cases before the Court of Appeal in MA (Pakistan) [2016] 1 WLR 5093. The Court
of Appeal allowed his appeal on the basis, not of an error under the rule, but that the
tribunal judge had erred in his approach to proportionality by failing to identify AP’s
best interests or recognise them as “a primary consideration” (para 116 per Elias
LJ). It ordered that the case should be remitted to the Upper Tribunal for a fresh
55. Mr Gill argues that, applying the correct approach to paragraph
276ADE(1)(iv), AP’s appeal should have succeeded under that rule also. The
Secretary of State points out that, since AP is now aged 19 and has spent more than
half of his life living continuously in the UK, he is in principle qualified for leave to
remain under paragraph 276ADE(1)(v) of the Rules.
56. It seems to me unnecessary to say more about this case, which is to be
remitted in any event to the tribunal. The issues before the tribunal were not limited
Page 25
by the order. If it is not disposed of by agreement as suggested by the Secretary of
State, it will fall to be considered in accordance with the law as stated in this
judgment including the correct approach to para 276ADE(1)(iv). I would therefore
simply dismiss the appeal, and confirm the order of the Court of Appeal remitting
the case to the tribunal.
Concluding remarks
57. I end with a brief comment on procedure. It has taken almost four years for
these cases to reach the Supreme Court. In the meantime there have been significant
differences of approach and conflicting decisions at each level. The view of the
Department itself, at least of the effect of section 117B(6), seems to have changed
over time. I have noted the continuing debate before the Upper Tribunal and the
Court of Appeal. Unfortunately these differences are far from surprising given the
unhappy drafting of the statutory provisions.
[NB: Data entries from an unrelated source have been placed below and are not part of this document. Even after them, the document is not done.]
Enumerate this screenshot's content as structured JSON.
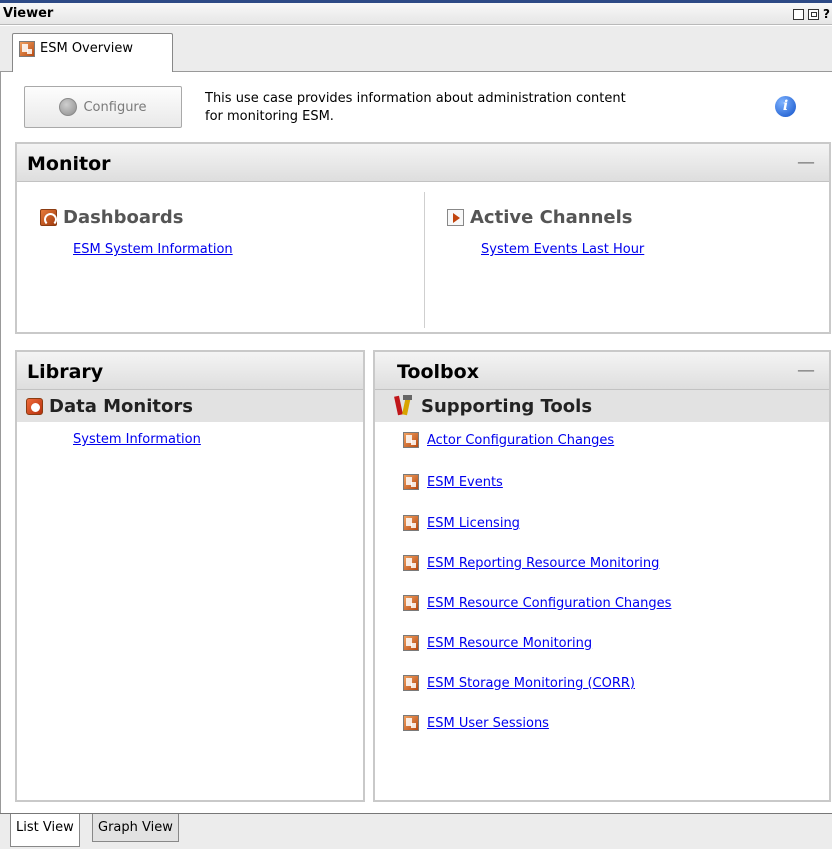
{
  "viewer": {
    "title": "Viewer",
    "help": "?"
  },
  "tab": {
    "label": "ESM Overview"
  },
  "header": {
    "configure_label": "Configure",
    "description_line1": "This use case provides information about administration content",
    "description_line2": "for monitoring ESM.",
    "info": "i"
  },
  "monitor": {
    "title": "Monitor",
    "collapse": "—",
    "dashboards": {
      "title": "Dashboards",
      "items": [
        "ESM System Information"
      ]
    },
    "active_channels": {
      "title": "Active Channels",
      "items": [
        "System Events Last Hour"
      ]
    }
  },
  "library": {
    "title": "Library",
    "data_monitors": {
      "title": "Data Monitors",
      "items": [
        "System Information"
      ]
    }
  },
  "toolbox": {
    "title": "Toolbox",
    "collapse": "—",
    "supporting_tools": {
      "title": "Supporting Tools",
      "items": [
        "Actor Configuration Changes",
        "ESM Events",
        "ESM Licensing",
        "ESM Reporting Resource Monitoring",
        "ESM Resource Configuration Changes",
        "ESM Resource Monitoring",
        "ESM Storage Monitoring (CORR)",
        "ESM User Sessions"
      ]
    }
  },
  "bottom_tabs": [
    "List View",
    "Graph View"
  ]
}
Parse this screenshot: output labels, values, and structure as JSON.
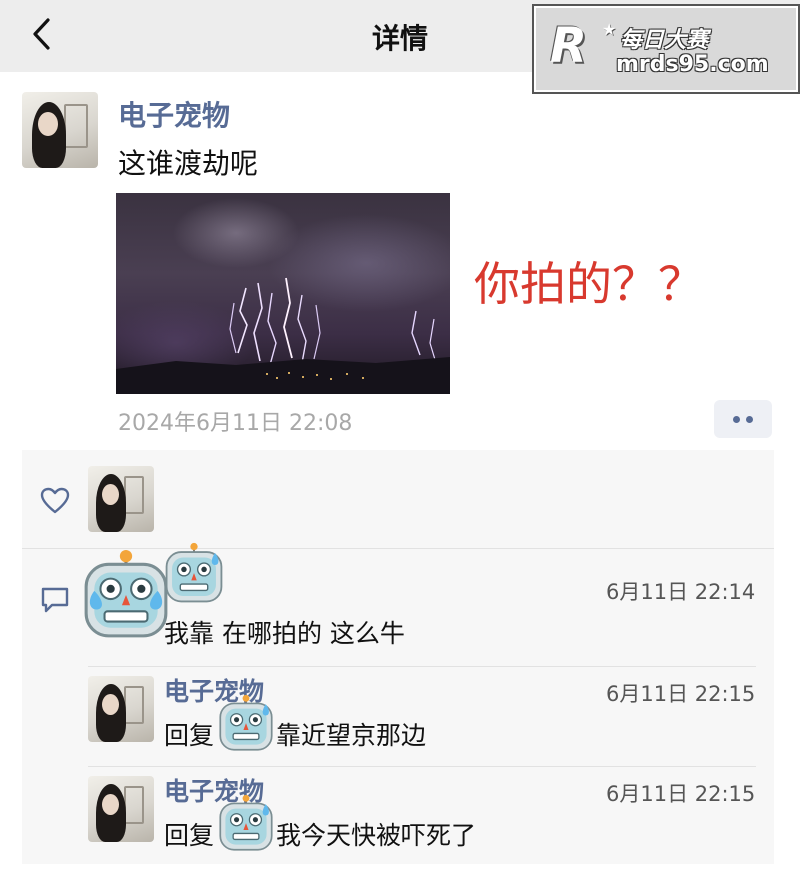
{
  "nav": {
    "title": "详情",
    "back_icon": "chevron-left-icon"
  },
  "watermark": {
    "logo": "R",
    "brand": "每日大赛",
    "url": "mrds95.com"
  },
  "post": {
    "author": "电子宠物",
    "text": "这谁渡劫呢",
    "annotation": "你拍的？？",
    "timestamp": "2024年6月11日 22:08",
    "more_icon": "more-dots-icon"
  },
  "likes": {
    "icon": "heart-outline-icon"
  },
  "comments": {
    "icon": "comment-bubble-icon",
    "items": [
      {
        "time": "6月11日 22:14",
        "text": "我靠 在哪拍的 这么牛"
      },
      {
        "author": "电子宠物",
        "time": "6月11日 22:15",
        "reply_prefix": "回复",
        "text": "靠近望京那边"
      },
      {
        "author": "电子宠物",
        "time": "6月11日 22:15",
        "reply_prefix": "回复",
        "text": "我今天快被吓死了"
      }
    ]
  }
}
But it was clearly desirable that a
definitive interpretation could be settled as quickly as possible.
58. At the Upper Tribunal level Judge Southern was not strictly bound by the
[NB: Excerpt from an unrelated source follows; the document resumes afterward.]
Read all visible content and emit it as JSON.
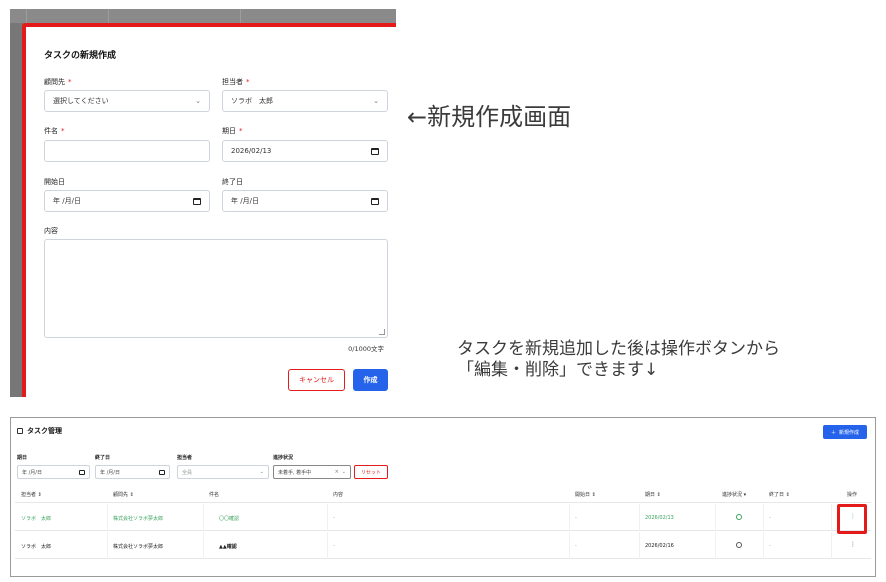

previous decision in MAB, although judicial comity would normally lead to it being
treated as persuasive unless there were clear reasons for taking a different view.
There is provision under the relevant Practice Directions for “starred decisions” to
be treated as authoritative (Para 12.1 of the Practice Directions for the Immigration
and Asylum Chamber of the First-tier Tribunal and the Upper Tribunal); and see
Nationality, Immigration, and Asylum Act 2002,section 107(3)) (as inserted by para
22 of Sch 2 to the Asylum and Immigration (Treatment of Claimants, etc) Act 2004
and as substituted by para 28 of Sch 1 to the Transfer of Functions of the Asylum
and Immigration Tribunal Order 2010 (SI 2010/21)) . It may be that the uncertainty
at that level could have been resolved at an early stage by selecting a suitable case
for such treatment.
59. This of course would not resolve the problem of disagreements at Court of
Appeal level. However, I note that there is now provision in suitable cases for
“leapfrog” of appeals from the Upper Tribunal to the Supreme Court. This was
introduced by section 64 of the Criminal Justice and Courts Act 2015, by way of
insertion of new section 14A and B into the Tribunal, Courts and Enforcement Act
2007. The procedure requires a certificate from the Upper Tribunal, one ground
being that a point of law is involved of “general public importance” relating wholly
or mainly to the construction of a statutory provision, which has been fully argued
and considered in the Upper Tribunal (section 14A(4)(a)). It is then for the Supreme
Court to decide whether it is “expedient” to grant permission (section 14B(3)).
Page 26
60. Clearly it is a procedure which should be used with care, since it will
normally be more satisfactory for these issues to be resolved at Court of Appeal
level, and in any event for the Supreme Court to have the benefit of its views.
However, these appeals raised a relatively narrow point of construction of a new set
of provisions intended to clarify a contentious area of law applicable to many cases
before the Secretary of State and the tribunals. I say no more than that its use could
properly be considered in future cases raising comparable issues, and calling for
speedy resolution in the public interest.